         Back in Naples, in October 1609, Caravaggio was badly beaten by his enemies (perhaps comrades of the offended knight--he had been expelled from the order a year earlier). His face was slashed and badly disfigured, but he recovered and remained in Naples for another nine months, before receiving word that a complete pardon was forthcoming from the pope.  En route to Rome, he landed at  Palo, but was suddenly--for reasons unknown-- imprisoned for two days, while his boat sailed on to Porto Ercole with all his belongings.  In furious desperation he chased after it along the burning sand,  under the merciless July sun.  Finally, Baglione records in his biography, “he came to a place where he was put to bed with a raging fever; and so,” his rival concludes, “without the aid of God or man, in a few days he died, as miserably as he had lived.” He was a few months short of his 39th birthday.

         Like his earliest paintings, Caravaggio’s final work remains shrouded.  One compelling candidate--along with the more recently discovered Martyrdom of St Ursula and the Denial of Peter--may be the Borghese David; though dated by some scholars to just after his exile from Rome, in 1606, it has more persuasively been relegated to his last year--a last testament, so to speak.

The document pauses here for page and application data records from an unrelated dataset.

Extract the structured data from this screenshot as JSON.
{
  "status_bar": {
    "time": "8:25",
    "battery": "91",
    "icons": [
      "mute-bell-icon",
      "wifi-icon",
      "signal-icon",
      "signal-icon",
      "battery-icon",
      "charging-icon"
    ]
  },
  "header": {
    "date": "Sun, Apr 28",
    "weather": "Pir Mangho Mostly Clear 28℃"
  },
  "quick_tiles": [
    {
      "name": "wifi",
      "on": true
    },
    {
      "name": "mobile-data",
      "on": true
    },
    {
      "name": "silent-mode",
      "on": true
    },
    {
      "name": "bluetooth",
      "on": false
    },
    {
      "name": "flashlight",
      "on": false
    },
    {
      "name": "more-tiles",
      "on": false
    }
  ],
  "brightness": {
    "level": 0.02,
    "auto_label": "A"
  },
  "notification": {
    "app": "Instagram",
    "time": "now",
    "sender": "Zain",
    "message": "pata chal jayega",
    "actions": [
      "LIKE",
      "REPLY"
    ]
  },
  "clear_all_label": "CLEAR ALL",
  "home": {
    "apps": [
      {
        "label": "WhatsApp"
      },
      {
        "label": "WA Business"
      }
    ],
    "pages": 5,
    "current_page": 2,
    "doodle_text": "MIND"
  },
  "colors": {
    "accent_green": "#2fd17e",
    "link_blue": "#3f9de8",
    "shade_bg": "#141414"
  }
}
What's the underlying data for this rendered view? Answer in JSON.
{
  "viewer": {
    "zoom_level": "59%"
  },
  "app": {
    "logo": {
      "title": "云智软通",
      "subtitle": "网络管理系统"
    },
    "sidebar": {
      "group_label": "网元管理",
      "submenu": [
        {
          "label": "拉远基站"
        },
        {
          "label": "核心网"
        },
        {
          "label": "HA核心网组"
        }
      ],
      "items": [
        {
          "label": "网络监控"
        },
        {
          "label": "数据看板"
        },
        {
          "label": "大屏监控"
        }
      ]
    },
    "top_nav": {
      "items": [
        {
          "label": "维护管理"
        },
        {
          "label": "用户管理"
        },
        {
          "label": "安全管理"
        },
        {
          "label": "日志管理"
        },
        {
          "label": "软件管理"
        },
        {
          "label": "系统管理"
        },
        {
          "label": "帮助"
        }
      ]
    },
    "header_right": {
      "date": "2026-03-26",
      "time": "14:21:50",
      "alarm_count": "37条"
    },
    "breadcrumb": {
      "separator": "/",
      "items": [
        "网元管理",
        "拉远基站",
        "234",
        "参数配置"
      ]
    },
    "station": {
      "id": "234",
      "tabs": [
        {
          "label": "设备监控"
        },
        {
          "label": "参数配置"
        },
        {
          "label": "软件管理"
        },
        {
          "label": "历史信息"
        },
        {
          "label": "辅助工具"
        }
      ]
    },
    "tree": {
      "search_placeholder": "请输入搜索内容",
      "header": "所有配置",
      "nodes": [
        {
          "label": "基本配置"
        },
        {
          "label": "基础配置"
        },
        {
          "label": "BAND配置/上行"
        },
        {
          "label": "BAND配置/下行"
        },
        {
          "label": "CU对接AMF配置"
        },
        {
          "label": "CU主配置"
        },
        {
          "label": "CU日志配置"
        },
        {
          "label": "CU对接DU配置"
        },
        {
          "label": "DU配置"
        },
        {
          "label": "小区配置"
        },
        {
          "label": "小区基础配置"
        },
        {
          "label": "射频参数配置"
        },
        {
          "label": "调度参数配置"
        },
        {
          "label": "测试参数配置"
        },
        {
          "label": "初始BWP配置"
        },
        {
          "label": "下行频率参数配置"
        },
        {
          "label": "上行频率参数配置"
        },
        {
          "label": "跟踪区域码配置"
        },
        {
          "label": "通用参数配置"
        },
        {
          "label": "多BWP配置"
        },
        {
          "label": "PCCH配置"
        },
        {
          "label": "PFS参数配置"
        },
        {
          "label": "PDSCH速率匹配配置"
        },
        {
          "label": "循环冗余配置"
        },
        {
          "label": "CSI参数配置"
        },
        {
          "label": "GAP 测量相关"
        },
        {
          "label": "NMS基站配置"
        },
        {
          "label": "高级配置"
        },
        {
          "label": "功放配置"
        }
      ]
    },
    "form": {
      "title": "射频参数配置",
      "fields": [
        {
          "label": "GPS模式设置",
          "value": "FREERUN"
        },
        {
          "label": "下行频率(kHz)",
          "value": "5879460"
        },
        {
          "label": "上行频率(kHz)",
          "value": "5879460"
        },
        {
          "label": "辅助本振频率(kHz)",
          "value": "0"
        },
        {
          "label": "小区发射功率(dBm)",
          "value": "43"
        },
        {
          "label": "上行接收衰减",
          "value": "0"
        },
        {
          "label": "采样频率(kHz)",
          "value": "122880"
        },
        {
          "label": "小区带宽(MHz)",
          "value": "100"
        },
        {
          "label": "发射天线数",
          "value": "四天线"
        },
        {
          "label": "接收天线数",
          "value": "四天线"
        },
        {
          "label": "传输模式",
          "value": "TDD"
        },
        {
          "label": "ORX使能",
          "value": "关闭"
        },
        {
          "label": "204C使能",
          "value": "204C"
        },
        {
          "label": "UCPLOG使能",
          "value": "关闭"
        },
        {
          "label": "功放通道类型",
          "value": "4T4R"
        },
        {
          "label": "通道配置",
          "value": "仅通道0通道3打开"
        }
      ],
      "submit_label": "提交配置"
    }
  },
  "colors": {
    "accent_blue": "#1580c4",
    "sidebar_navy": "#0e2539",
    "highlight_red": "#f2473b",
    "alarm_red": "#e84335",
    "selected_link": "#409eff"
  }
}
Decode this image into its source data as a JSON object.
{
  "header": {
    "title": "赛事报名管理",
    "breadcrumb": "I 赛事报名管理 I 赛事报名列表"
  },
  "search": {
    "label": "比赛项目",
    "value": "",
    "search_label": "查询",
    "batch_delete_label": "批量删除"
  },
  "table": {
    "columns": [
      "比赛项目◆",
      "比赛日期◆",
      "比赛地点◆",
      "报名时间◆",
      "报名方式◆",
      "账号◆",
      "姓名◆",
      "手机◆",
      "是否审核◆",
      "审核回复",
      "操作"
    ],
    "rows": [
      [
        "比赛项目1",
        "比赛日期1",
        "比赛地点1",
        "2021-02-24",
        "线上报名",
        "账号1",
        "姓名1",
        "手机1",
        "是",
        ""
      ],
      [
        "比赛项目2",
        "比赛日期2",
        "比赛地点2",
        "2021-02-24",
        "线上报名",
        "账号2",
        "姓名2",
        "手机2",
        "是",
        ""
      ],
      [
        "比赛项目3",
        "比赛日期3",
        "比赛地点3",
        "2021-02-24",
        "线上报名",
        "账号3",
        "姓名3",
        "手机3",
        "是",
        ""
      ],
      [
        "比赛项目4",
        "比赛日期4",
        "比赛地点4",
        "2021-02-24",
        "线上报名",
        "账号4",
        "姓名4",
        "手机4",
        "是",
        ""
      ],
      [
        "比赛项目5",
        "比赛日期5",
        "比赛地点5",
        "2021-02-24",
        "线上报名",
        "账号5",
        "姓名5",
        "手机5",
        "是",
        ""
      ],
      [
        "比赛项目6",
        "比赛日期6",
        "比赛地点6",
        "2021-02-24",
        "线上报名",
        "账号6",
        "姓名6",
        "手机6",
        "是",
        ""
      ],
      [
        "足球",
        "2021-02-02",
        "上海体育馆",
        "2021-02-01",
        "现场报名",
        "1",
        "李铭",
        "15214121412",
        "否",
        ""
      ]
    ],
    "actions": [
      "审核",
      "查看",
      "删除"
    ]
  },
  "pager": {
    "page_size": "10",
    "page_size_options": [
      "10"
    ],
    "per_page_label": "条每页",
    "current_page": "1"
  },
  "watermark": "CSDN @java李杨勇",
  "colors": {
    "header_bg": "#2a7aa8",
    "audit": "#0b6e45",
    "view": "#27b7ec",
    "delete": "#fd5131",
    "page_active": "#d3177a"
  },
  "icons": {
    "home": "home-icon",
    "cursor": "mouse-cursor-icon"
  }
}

Whichever its date, it was most likely intended as a painted plea by the fugitive painter to Cardinal Borghese for a papal pardon, and thus it offers a fitting if paradoxical work on which to conclude.

         David stands holding in one hand the drawn sword with which he has severed the head of the defeated giant Goliath.  Here we confront Caravaggio’s last,. and most tragic, self-portrait--held in David’s extended left hand as he gazes down at the head--with what? Regret? Pity? Compassion?  A traditional prefiguration (as well as ancestor) of Christ, David--posed like a figure of Justice with sword and scales--evokes the Lord of the Last Judgment. How far we have come from the other  Michelangelo’s David, that proud embodiment of adolescent virility and virtue.

         Yet even here there is final, far more profound and confessional link between the two Michelangelos: for this gruesome self-portrait of Michelangelo Merisi da Caravaggio recalls Michelangelo Buonarrotti’s own late--and tragic--self-portrait on the flayed skin of the martyred St. Bartholomew in the Last Judgment.  Perhaps Caravaggio, having paid a terrible earthly price for his dark side and unsheathed sword, could yet through his brush express a faint hope of finding, in that final judgment, absolution and light.


                                                                           Charles Scribner III

                                                                          DAI / Deutsch-Amerikanisches Institut

                                                                           Heidelberg, 4 November 2010